“He’s well aware of Larry Johnson’s resume and his ability to get him to the next level,” Kurelic said. “That’s a big selling point.”

It doesn’t hurt that Tuimoloau was high school teammates with freshman Ohio State receiver Gee Scott Jr.

Huffman lives in the Seattle area and has followed Tuimoloau’s rise closely.

“He is potentially the best prospect the Northwest has ever produced,” Huffman said of Tuimoloau, who’s listed at 6 feet 4½ and 277 pounds. “He could be a guy that if he was a tight end, he’d be the No. 1 tight end in the country. I’ve seen him play safety. I’ve seen him play inside linebacker, outside linebacker, receiver.

“He’s such a versatile player, but he moves like he’s 230 pounds. The kid didn’t start lifting weights until the day he turned 16, so there’s so much physical upside there.”

Off the field, Huffman said, Tuimoloau is a respectful young man from a good family and has close to a 4.0 grade-point average.

The Buckeyes have their eye on a couple of other unsigned prospects.

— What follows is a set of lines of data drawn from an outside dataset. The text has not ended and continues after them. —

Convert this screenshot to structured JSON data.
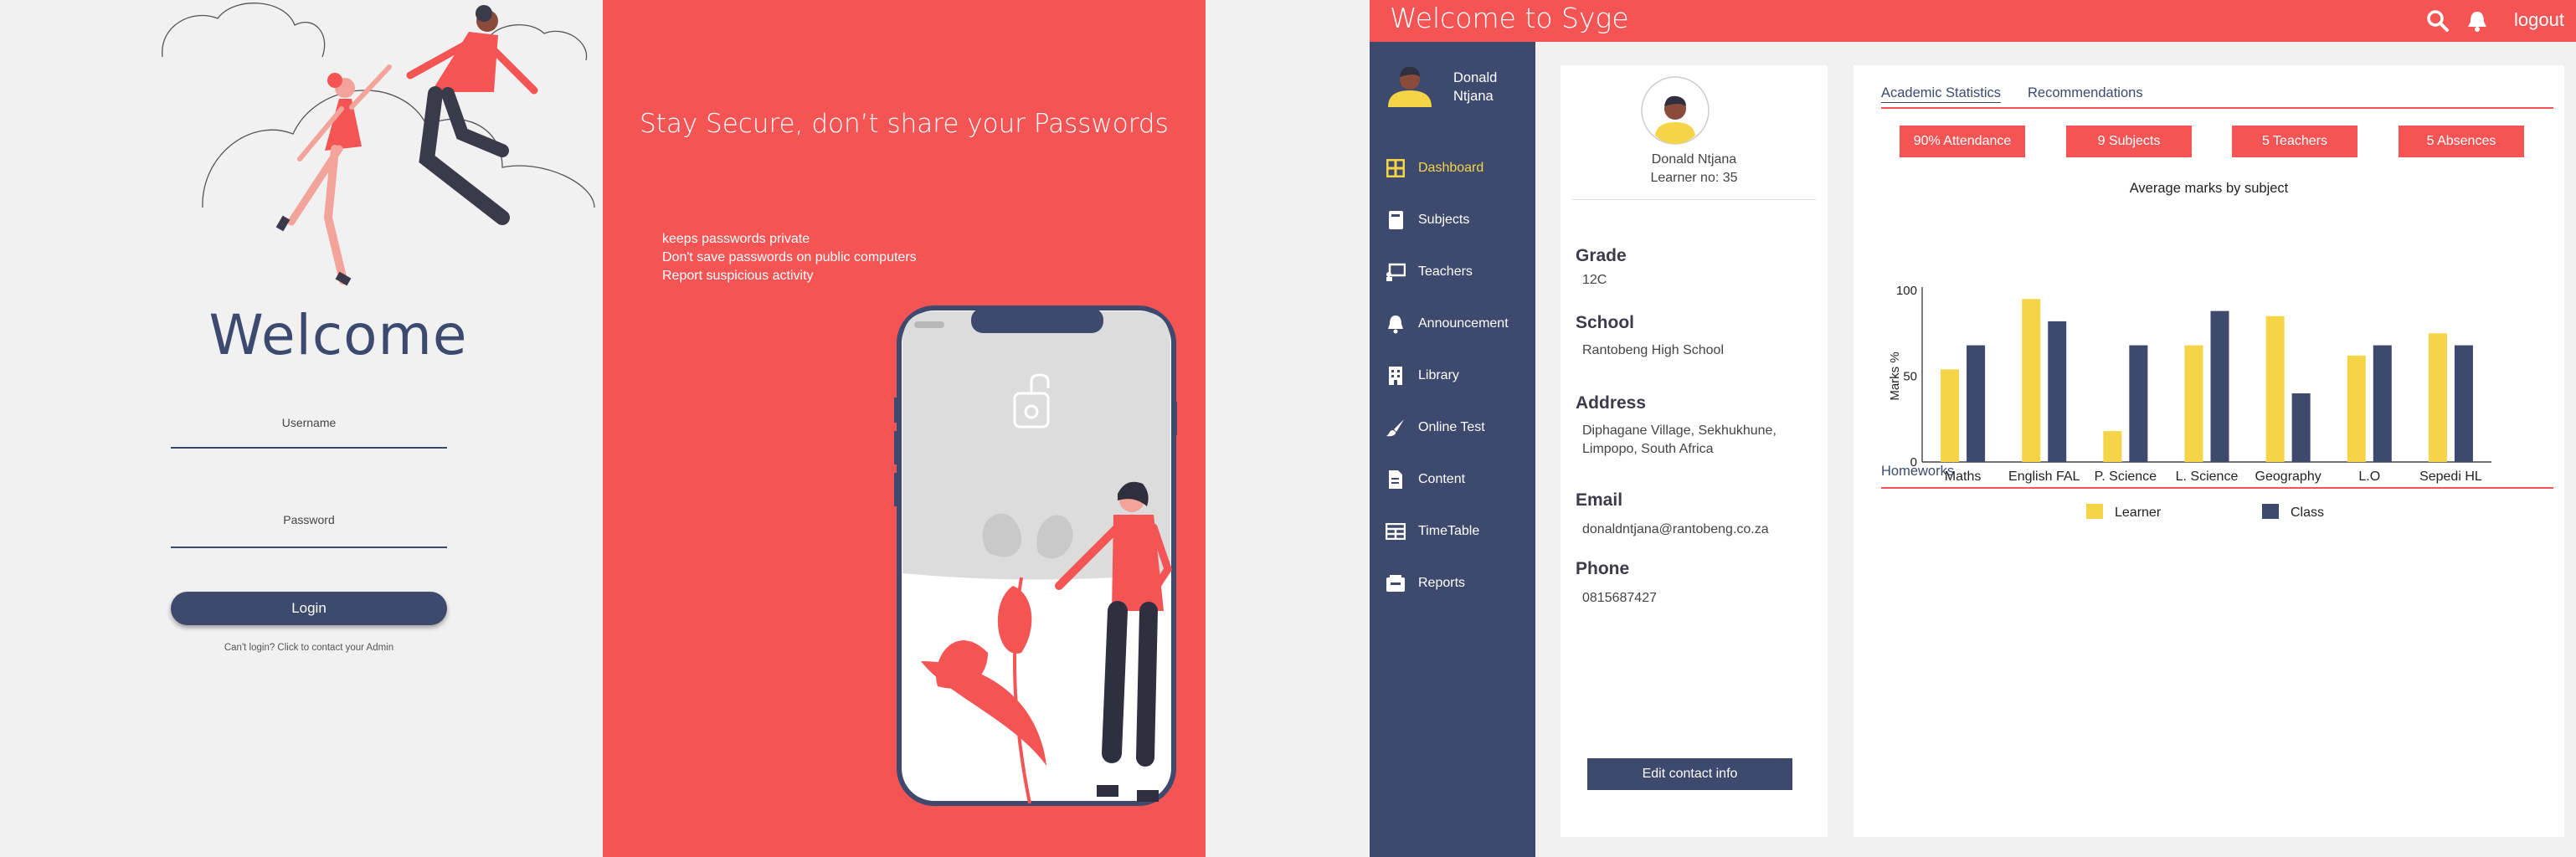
{
  "login": {
    "welcome": "Welcome",
    "username_label": "Username",
    "password_label": "Password",
    "login_button": "Login",
    "cant_login": "Can't login? Click to contact your Admin"
  },
  "secure": {
    "heading": "Stay Secure, don’t share your Passwords",
    "tips": [
      "keeps passwords private",
      "Don't save passwords on public computers",
      "Report suspicious activity"
    ]
  },
  "app": {
    "title": "Welcome to Syge",
    "logout": "logout",
    "icons": {
      "search": "search-icon",
      "bell": "bell-icon"
    }
  },
  "sidebar": {
    "user_name": "Donald Ntjana",
    "items": [
      {
        "label": "Dashboard",
        "icon": "grid-icon",
        "active": true
      },
      {
        "label": "Subjects",
        "icon": "book-icon",
        "active": false
      },
      {
        "label": "Teachers",
        "icon": "presentation-icon",
        "active": false
      },
      {
        "label": "Announcement",
        "icon": "bell-icon",
        "active": false
      },
      {
        "label": "Library",
        "icon": "building-icon",
        "active": false
      },
      {
        "label": "Online Test",
        "icon": "brush-icon",
        "active": false
      },
      {
        "label": "Content",
        "icon": "document-icon",
        "active": false
      },
      {
        "label": "TimeTable",
        "icon": "table-icon",
        "active": false
      },
      {
        "label": "Reports",
        "icon": "inbox-icon",
        "active": false
      }
    ]
  },
  "profile": {
    "name": "Donald Ntjana",
    "learner_no": "Learner no: 35",
    "grade_label": "Grade",
    "grade": "12C",
    "school_label": "School",
    "school": "Rantobeng High School",
    "address_label": "Address",
    "address_line1": "Diphagane Village,  Sekhukhune,",
    "address_line2": "Limpopo, South Africa",
    "email_label": "Email",
    "email": "donaldntjana@rantobeng.co.za",
    "phone_label": "Phone",
    "phone": "0815687427",
    "edit_button": "Edit contact info"
  },
  "stats": {
    "tabs": [
      "Academic Statistics",
      "Recommendations"
    ],
    "badges": [
      "90% Attendance",
      "9 Subjects",
      "5 Teachers",
      "5 Absences"
    ],
    "homeworks": "Homeworks"
  },
  "colors": {
    "accent": "#f45454",
    "navy": "#3d4a6e",
    "yellow": "#f5d547",
    "skin": "#f2a39a"
  },
  "chart_data": {
    "type": "bar",
    "title": "Average marks by subject",
    "ylabel": "Marks %",
    "xlabel": "",
    "ylim": [
      0,
      100
    ],
    "yticks": [
      0,
      50,
      100
    ],
    "categories": [
      "Maths",
      "English FAL",
      "P. Science",
      "L. Science",
      "Geography",
      "L.O",
      "Sepedi HL"
    ],
    "series": [
      {
        "name": "Learner",
        "color": "#f5d547",
        "values": [
          54,
          95,
          18,
          68,
          85,
          62,
          75
        ]
      },
      {
        "name": "Class",
        "color": "#3d4a6e",
        "values": [
          68,
          82,
          68,
          88,
          40,
          68,
          68
        ]
      }
    ],
    "legend": "bottom"
  }
}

Linebacker Raesjon Davis of Santa Ana, California, and Virginia offensive tackle Tristan Leigh are in play, but they are considered long shots for Ohio State to sign.

Tuimoloau is the big prize.

“I think it's a great class with or without him, but obviously it is huge,” Kurelic said.

brabinowitz@dispatch.com

@brdispatch

Still deciding 

According to the player rankings from 247sports.com, nine of the top 100 players in the class of 2021 did not sign with a college program in the early recruiting period in December: 

No. 1 overall: Defensive end Korey Foreman, Corona, Calif. (Centennial HS). Considering Southern California, Clemson and Arizona State, among others. 

No. 3: Defensive end J.T. Tuimoloau, Sammanish, Wash. (Eastside HS). Considering Ohio State, Washington and Alabama, among others. 

No. 11: Offensive tackle Tristan Leigh, Fairfax, Va. (Robinson Secondary). Considering Oklahoma, LSU and Ohio State, among others 

No. 16: Inside linebacker Terrence Lewis, Opa Locka, Fla. (Miami Central HS). Considering Tennessee, Maryland and Auburn, among others 

No. 40: Running back LJ Johnson, Cypress, Texas (Cy-Fair HS). Considering Texas, Texas A&M and LSU, among others 

No. 45: Linebacker Raesjon Davis, Santa Ana, Calif. (Mater Dei HS). Considering Southern California, among others 

No. 61: Defensive tackle Tywone Malone, Oradell, N.J. (Bergen Catholic HS). Considering Mississippi, among others. 

No. 77: Cornerback Ceyair Wright, Los Angeles (Loyola HS). Considering Southern California, among others 

No. 79: Receiver Brian Thomas Jr., Walker, La. (Walker HS). Considering LSU and Alabama, among others